Appearing to conclude the Daniel Craig era of 007 reboots, SPECTRE not only premiered at the top of the world box office. As could be expected, the film also provides quite a few insights into the nature of real geopolitics and espionage in true Bondian style.
Let’s start with the theme of mass surveillance, a reflection of our own postmodern Panopticon reality. Even The Guardian has commented on the similarities of the SPECTRE plot with the supposed leaks of Edward Snowden regarding the NSA spying apparatus. Yet there are also serious grounds to question Snowden’s heroics; just as well, GCHQ was monitoring the population and spying long before there was any NSA in the US. Continue reading Secrets of SPECTRE →

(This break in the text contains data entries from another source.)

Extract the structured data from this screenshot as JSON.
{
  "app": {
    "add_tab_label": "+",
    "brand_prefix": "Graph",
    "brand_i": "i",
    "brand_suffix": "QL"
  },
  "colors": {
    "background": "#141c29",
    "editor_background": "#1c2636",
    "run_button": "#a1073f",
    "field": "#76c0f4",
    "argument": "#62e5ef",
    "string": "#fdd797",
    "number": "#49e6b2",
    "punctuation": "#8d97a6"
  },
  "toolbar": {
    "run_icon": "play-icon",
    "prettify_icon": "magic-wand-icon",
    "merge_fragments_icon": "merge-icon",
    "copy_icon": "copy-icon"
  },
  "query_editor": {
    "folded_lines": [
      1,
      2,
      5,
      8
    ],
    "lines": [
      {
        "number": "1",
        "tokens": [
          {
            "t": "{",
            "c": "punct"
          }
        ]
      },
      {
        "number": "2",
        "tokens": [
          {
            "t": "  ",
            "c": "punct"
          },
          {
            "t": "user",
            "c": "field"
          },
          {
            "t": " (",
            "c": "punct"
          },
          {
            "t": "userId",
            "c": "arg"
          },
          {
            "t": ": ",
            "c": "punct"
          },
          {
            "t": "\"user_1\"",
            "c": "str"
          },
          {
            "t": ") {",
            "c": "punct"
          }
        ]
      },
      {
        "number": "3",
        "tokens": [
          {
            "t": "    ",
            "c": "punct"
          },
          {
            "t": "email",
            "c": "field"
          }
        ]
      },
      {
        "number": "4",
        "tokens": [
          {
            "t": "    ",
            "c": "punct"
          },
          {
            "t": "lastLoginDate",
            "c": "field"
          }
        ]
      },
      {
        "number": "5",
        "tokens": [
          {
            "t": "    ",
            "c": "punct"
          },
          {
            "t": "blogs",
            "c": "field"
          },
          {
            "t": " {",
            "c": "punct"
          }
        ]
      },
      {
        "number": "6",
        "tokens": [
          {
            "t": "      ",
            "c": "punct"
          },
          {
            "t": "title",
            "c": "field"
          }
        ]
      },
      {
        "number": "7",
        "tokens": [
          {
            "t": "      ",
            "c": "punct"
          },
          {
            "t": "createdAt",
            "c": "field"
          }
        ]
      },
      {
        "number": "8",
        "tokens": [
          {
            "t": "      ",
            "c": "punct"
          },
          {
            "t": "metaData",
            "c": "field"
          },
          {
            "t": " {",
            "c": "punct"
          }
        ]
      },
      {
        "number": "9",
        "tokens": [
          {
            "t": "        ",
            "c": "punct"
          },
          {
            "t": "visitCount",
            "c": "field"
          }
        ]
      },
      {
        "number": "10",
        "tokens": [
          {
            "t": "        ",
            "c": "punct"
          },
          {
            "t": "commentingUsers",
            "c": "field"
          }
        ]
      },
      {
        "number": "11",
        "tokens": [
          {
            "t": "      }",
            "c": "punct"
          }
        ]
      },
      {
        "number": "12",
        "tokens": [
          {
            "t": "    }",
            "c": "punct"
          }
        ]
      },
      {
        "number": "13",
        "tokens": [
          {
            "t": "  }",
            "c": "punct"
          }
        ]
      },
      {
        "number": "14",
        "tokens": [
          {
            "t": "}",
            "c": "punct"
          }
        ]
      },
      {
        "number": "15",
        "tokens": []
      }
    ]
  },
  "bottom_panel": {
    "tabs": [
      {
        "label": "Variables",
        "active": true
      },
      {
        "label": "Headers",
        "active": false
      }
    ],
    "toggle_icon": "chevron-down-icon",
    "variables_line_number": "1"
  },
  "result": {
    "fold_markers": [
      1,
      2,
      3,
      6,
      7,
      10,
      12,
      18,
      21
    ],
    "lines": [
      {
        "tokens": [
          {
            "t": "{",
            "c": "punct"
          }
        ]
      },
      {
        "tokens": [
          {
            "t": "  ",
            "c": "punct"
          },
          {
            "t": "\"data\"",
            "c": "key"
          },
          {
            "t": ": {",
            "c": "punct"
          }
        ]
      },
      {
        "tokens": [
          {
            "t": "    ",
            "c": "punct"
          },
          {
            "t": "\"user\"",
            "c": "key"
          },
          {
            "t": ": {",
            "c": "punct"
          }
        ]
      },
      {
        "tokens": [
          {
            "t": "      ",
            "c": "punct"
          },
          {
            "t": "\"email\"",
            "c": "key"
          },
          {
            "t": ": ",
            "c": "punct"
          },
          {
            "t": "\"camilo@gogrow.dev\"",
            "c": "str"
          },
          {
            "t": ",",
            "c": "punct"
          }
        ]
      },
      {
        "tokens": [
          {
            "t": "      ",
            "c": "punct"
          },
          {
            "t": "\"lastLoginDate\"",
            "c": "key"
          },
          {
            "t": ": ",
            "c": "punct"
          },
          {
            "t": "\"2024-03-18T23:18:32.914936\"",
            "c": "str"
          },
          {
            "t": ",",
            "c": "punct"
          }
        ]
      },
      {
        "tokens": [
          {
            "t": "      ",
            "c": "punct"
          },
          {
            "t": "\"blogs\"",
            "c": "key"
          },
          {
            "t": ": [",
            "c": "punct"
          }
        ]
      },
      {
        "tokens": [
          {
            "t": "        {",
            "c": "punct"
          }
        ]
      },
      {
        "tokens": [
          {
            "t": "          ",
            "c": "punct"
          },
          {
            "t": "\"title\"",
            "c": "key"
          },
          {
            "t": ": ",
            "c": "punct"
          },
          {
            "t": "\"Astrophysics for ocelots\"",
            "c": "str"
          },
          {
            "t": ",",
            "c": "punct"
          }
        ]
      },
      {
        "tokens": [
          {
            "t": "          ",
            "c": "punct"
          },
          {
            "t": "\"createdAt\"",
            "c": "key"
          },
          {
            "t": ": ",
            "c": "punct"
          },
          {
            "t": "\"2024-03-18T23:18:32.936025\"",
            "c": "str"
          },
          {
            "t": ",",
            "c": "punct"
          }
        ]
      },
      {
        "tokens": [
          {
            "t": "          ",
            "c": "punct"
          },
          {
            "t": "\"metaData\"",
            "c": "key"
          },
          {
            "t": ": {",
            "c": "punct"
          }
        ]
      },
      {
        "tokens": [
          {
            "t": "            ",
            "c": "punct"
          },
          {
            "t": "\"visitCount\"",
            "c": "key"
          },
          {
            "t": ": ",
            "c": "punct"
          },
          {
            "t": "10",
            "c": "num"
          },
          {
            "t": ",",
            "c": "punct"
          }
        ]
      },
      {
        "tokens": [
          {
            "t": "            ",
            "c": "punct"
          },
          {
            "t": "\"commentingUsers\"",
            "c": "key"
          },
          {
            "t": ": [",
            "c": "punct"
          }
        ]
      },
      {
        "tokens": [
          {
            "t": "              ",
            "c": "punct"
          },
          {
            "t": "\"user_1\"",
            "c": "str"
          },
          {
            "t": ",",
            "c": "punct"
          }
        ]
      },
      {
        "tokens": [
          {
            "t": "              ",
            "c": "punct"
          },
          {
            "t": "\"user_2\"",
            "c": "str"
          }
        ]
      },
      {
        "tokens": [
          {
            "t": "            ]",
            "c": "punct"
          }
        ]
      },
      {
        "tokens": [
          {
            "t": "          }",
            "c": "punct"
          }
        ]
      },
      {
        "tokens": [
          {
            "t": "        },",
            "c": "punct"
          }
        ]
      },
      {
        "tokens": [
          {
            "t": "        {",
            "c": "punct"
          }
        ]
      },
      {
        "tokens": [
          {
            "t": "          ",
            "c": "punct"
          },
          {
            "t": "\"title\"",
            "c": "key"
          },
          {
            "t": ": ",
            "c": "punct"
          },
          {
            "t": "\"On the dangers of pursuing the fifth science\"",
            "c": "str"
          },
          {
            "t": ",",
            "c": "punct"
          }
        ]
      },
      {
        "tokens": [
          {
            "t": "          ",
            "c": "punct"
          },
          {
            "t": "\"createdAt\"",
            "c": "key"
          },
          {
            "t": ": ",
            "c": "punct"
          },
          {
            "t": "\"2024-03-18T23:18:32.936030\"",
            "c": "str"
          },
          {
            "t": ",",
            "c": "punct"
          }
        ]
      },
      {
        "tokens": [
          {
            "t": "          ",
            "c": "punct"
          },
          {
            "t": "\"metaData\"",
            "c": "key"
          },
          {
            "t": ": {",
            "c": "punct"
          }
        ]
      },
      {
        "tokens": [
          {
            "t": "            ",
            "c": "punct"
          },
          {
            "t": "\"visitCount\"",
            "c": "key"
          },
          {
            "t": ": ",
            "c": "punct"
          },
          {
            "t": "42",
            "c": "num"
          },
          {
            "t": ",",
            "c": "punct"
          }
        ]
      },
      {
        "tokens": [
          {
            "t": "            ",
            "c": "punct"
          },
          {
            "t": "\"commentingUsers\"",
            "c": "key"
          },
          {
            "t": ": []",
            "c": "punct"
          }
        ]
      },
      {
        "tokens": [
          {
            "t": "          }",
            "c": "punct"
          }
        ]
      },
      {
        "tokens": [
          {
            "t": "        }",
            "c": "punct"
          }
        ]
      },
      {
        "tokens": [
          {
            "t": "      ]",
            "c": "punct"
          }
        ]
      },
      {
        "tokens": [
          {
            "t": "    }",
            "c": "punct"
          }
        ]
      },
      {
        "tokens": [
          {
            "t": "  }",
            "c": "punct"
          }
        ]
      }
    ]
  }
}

A notable example of the breakaway civilization in film is the 1979 film adaptation of Ian Fleming’s Moonraker. Moonraker the film differs significantly from the Fleming’s novel, but the differences and parallels are important to highlight: the novel focuses on a kind of Operation Paperclip scenario, wherein Sir Hugo Drax is secretly building a V-2 rocket in tandem with the Nazis to destroy England and rebuild the Reich. For many, the film adaptation a few decades later represented an exceedingly outlandish interpolation on a pulp spy novel that failed to achieve much more than mimicking the box office success of science-fiction blockbusters it attempted to copy, cinematic innovations like 2001 and Star Wars.
Continue reading Moonraker & Breakaway Civilization →
We’ve analyzed 007 in the past, as well as Howard Hughes in light of Scorcese’s The Aviator, but could there be a connection between the two? What if Ian Fleming was encoding an explosive, real-world conspiracy involving Howard Hughes, JFK, Aristotle Onassis and a legendary kidnapping? Not only is there evidence to suggest this, but the film version of his 1954 novel Diamonds Are Forever subtly suggests much more. We know Fleming was a high-level Royal Navy psychological warfare specialist and involved in numerous covert operations, and as I’ve argued many times, Fleming’s novels and the film versions, in their own respective ways, elucidate these clandestine activities, touching on everything from black-market smuggling networks to actual espionage and assassinations.
Continue reading Deep-State Actors in Diamonds are Forever →
The newest film in the 007 series will be titled SPECTRE, a fitting reference to the real cabals and cartels that rule the world. Indeed, SPECTRE is presented early on in From Russia with Love with this very feature – they are international, as opposed to SMERSH being Russian, and play nation states off against one another. Transitioning from the Soviet-affiliated SMERSH in the first Bond novel, Casino Royale, SMERSH transforms into SPECTRE, a formidable “terrorist” organization from the ambiguous East.
It is also telling that back in the 50s and 60s, Ian Fleming was already predicting the transition from the communist threat to the international terrorist threat – something that gave me the indication that Fleming novels are worth a deeper look. Even current media hysteria seems the product of a shrewd psychological operation: Sony claims to have been hacked by North Korea, with the SPECTRE script leaked, as well as Pyongyang supposedly threatening 9/11 style attacks on theaters that play Franco and Rogen’s The Interview. Such headlines might as well be ripped from the pages of Fleming’s books, since they’re truer to life than we might think.
Continue reading 007 Secrets: SPECTRE →